Mahlatsi spoke passionately about SA’s racial inequality. She says she was only nine years old when the Durban conference took place. Like millions of young people, she is classified as a born-free yet her lived experience is such that she has to face the same challenges of racial inequality that her parents faced. “The truth is, poverty and unemployment have a human face.” She said about governments: “If there is no political will not much will change.”
The SAHRC’s Chohan said over the past 12 years “equality complaints” and “race-based” have been the highest. What should be done? she asked.
Prof Adebajo said: “We meet here today because we are determined to ensure that no one suffers because of the colour of their skin.”
Twenty years ago I attended the Durban conference. In fact, I was a panellist together ith Zimbabwean media mogul Trevor Mncube and African-American actor Danny Glover, discussing racism in the media and across society.
And, as this week’s conference sought to reflect on contemporary challenges facing particularly young people globally, and how they can be empowered to become agents of change, my mind raced to the subdued notion of “we’ve been here before”.
Doesn’t familiarity breed indifference? I wondered. But then again, what good does silence do to the abominable scourge of racial prejudice? It is indeed wise, therefore, that the Government through Dirco set time aside to reflect on this epoch moment in history when the world converged into Durban to hear Madiba and Robinson, in a joint pledge, mobilise the world to adopt what later came to be known as the Durban Declaration of a Programme of Action.
It reads: “The programme urges States to encourage the full and active participation of, as well as involve more closely, youth in elaboration, planning and implementation of activities to fight racism and related intolerance and calls upon States, in partnership with non-governmental organisations and other sectors of society, to facilitate both national and international youth dialogue on racism … through the World Youth Forum of the UN system and through the use of new technologies, exchanges and other means.”
The common theme through all inputs made was the need for governments to create enabling environments for the youth to be allowed to dream and flourish. Minister Pandor assured dozens of young people who attended the conference this week that Dirco will continue to interact with the youth and other stakeholders in ensuring the co-operation and buy-in in the country’s public diplomacy.

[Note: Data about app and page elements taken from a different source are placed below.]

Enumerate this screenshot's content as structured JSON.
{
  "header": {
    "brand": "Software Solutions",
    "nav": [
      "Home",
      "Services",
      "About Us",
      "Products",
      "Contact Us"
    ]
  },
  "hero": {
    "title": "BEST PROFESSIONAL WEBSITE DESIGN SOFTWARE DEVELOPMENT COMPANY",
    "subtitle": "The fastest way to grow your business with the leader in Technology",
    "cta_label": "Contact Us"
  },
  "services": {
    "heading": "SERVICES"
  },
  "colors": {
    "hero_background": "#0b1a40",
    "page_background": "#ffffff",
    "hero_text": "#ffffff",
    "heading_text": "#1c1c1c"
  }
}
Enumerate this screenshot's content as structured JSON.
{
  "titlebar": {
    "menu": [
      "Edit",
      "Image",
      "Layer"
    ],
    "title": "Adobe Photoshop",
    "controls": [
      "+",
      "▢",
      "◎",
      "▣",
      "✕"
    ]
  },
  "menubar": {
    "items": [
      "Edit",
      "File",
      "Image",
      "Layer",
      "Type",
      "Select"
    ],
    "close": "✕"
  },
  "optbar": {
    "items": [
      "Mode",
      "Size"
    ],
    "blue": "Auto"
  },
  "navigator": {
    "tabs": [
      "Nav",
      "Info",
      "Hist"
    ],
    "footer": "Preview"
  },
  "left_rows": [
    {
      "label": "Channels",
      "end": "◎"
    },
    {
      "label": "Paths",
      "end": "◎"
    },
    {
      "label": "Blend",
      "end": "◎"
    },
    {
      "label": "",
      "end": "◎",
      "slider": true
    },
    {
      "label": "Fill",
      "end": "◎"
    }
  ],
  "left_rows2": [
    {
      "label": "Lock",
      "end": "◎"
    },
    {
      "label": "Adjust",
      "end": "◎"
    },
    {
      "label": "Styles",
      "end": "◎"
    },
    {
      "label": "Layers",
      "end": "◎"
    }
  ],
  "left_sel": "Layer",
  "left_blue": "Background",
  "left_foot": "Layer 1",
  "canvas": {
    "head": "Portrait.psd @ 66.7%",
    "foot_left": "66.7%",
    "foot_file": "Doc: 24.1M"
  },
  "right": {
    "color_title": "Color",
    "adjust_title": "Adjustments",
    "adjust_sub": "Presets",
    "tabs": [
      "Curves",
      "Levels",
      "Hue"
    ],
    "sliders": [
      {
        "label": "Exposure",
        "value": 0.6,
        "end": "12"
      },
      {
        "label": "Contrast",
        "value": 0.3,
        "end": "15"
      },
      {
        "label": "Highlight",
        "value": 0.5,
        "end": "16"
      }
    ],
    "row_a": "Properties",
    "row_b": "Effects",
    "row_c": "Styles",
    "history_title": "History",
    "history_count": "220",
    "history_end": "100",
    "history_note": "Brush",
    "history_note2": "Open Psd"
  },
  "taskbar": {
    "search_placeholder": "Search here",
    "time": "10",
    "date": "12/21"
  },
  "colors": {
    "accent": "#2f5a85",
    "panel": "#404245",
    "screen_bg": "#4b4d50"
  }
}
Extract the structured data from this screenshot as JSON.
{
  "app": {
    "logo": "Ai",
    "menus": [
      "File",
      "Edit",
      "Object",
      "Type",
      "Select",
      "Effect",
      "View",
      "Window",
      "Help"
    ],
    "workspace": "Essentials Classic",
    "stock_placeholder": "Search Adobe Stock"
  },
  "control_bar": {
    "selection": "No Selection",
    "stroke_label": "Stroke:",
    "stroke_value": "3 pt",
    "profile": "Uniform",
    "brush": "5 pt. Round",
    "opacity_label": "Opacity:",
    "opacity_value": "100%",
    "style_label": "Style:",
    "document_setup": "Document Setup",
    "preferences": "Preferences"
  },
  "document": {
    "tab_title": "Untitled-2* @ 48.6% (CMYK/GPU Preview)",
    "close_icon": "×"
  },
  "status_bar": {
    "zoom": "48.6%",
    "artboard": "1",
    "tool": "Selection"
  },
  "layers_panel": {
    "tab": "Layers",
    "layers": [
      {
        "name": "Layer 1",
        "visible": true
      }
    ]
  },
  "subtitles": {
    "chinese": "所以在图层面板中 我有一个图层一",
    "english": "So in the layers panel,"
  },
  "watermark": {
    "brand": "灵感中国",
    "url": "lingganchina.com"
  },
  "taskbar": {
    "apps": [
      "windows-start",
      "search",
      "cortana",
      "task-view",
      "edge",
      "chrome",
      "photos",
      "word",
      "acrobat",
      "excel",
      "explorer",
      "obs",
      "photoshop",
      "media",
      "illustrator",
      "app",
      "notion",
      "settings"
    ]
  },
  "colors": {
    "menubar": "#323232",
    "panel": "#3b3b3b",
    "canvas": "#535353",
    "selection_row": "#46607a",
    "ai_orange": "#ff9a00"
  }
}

In September, the UN General Assembly has planned a one-day high-level meeting to commemorate the 20th year of the adoption of the Durban Declaration and Programme of Action. This will be at the level of heads of state and government.
It was a wise move by Pandor and Dirco to host this week’s conference. Not because there was a lot to gloat about, but mainly because there was so much displeasure that participants wanted and were allowed to raise.